### Given entries
-=-=-=-=-

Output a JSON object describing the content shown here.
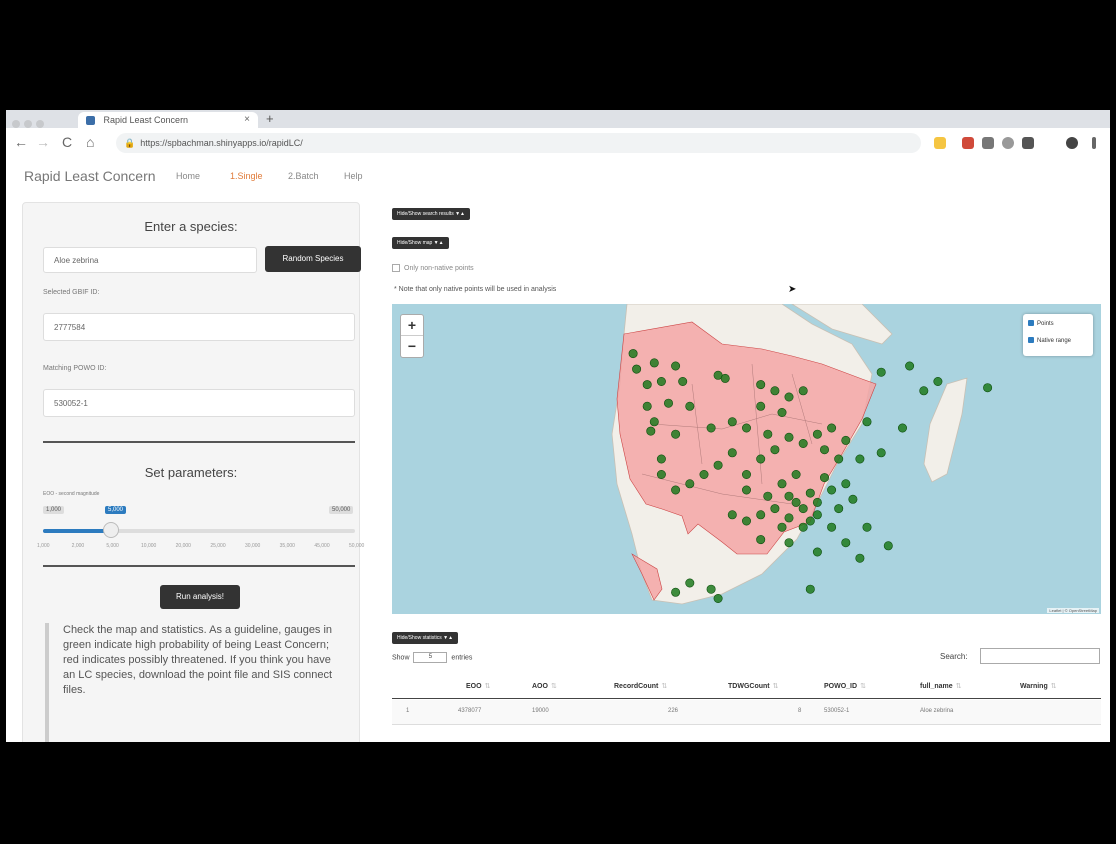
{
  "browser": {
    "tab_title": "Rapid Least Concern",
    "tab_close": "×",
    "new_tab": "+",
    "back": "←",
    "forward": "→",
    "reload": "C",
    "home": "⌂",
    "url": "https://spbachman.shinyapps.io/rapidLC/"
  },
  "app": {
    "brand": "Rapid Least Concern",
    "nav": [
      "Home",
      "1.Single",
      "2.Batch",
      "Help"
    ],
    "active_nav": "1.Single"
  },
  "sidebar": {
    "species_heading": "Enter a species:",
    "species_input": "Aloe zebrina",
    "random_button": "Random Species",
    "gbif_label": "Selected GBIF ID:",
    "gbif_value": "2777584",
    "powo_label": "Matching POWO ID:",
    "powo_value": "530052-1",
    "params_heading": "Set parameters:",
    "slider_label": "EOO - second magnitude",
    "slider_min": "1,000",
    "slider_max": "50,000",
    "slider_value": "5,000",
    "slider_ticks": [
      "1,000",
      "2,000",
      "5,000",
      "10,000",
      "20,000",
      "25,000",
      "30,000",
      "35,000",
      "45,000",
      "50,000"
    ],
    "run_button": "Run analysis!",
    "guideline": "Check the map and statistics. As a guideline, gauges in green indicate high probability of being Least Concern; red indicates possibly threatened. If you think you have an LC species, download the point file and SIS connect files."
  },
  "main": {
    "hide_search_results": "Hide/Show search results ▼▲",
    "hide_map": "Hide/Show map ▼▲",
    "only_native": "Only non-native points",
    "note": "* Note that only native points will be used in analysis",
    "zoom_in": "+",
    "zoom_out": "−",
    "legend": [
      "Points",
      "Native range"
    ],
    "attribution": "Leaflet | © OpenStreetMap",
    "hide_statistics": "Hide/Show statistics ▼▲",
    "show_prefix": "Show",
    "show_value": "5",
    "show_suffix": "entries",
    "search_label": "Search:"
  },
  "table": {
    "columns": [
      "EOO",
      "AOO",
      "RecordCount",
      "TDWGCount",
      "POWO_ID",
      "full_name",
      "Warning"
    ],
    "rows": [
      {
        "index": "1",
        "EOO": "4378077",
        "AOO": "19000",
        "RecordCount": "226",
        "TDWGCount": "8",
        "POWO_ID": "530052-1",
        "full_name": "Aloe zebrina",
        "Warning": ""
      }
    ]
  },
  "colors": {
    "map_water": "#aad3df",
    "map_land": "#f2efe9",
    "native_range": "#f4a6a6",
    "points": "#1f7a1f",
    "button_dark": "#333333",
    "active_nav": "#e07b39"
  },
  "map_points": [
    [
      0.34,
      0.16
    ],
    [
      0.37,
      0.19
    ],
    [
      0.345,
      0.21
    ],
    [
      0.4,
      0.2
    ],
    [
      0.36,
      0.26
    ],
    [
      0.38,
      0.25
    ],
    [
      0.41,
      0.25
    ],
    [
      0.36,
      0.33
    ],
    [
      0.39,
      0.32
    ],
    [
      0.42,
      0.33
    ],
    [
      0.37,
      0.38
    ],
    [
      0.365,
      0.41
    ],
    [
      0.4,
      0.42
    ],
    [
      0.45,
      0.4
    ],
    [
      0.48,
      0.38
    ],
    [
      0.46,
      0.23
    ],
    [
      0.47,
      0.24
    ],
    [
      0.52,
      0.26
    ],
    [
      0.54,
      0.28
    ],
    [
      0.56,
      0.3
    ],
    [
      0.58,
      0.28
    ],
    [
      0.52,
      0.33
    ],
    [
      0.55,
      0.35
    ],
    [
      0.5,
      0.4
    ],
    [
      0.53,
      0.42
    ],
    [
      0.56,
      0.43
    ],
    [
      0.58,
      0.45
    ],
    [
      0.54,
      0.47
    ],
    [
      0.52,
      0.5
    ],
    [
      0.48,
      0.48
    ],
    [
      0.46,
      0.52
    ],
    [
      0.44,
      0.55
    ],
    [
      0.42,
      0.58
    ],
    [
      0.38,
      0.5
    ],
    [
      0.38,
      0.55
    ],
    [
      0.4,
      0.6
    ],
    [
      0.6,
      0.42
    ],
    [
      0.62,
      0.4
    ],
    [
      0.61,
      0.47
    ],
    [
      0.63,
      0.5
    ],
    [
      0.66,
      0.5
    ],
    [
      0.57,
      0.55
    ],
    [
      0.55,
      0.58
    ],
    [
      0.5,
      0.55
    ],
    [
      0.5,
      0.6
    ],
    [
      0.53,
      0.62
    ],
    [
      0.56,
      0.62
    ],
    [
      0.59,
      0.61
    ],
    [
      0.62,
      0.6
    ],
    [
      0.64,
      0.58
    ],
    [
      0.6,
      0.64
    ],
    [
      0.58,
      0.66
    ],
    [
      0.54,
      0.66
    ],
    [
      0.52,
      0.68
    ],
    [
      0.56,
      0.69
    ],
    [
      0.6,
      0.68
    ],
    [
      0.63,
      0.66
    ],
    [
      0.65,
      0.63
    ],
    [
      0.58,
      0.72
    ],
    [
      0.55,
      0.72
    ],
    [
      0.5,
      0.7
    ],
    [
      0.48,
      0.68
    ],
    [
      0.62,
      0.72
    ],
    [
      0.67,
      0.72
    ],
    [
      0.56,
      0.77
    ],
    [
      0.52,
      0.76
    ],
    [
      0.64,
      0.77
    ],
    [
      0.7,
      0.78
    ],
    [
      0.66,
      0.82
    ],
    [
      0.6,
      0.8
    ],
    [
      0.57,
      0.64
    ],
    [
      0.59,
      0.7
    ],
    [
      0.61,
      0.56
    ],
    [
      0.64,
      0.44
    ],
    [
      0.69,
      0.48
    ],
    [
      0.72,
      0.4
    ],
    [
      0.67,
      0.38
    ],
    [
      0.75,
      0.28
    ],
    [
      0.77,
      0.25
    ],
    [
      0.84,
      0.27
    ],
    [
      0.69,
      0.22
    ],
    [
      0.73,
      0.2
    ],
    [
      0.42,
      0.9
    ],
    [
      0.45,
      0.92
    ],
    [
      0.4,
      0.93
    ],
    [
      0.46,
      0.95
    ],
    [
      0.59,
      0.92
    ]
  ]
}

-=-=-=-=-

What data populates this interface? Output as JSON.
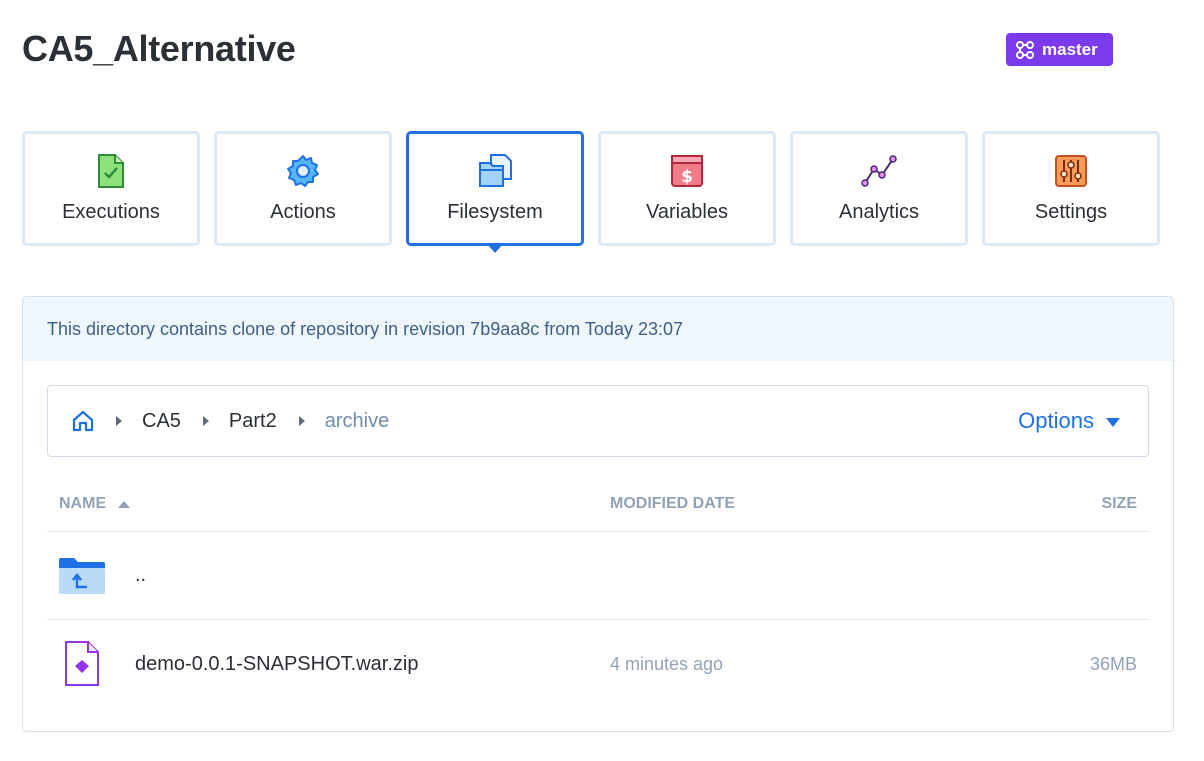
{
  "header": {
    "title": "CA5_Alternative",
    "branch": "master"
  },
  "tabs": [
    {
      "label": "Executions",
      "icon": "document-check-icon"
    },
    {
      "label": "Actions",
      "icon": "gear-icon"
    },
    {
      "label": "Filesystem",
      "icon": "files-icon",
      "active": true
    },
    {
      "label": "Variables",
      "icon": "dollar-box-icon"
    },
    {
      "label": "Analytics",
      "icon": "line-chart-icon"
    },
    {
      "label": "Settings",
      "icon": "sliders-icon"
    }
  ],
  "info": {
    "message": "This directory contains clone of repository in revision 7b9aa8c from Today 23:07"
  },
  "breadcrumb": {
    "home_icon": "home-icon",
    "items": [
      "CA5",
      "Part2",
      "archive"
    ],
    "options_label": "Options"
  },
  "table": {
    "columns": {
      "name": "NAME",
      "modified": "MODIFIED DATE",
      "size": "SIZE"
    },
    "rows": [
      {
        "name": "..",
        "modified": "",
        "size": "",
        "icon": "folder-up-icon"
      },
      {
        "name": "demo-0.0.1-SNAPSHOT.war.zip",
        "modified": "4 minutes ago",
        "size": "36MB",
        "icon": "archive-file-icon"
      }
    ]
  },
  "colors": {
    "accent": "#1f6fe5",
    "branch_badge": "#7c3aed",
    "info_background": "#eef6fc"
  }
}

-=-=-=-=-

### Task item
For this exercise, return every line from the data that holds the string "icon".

### Exercise response
      "icon": "document-check-icon"
      "icon": "gear-icon"
      "icon": "files-icon",
      "icon": "dollar-box-icon"
      "icon": "line-chart-icon"
      "icon": "sliders-icon"
    "home_icon": "home-icon",
        "icon": "folder-up-icon"
        "icon": "archive-file-icon"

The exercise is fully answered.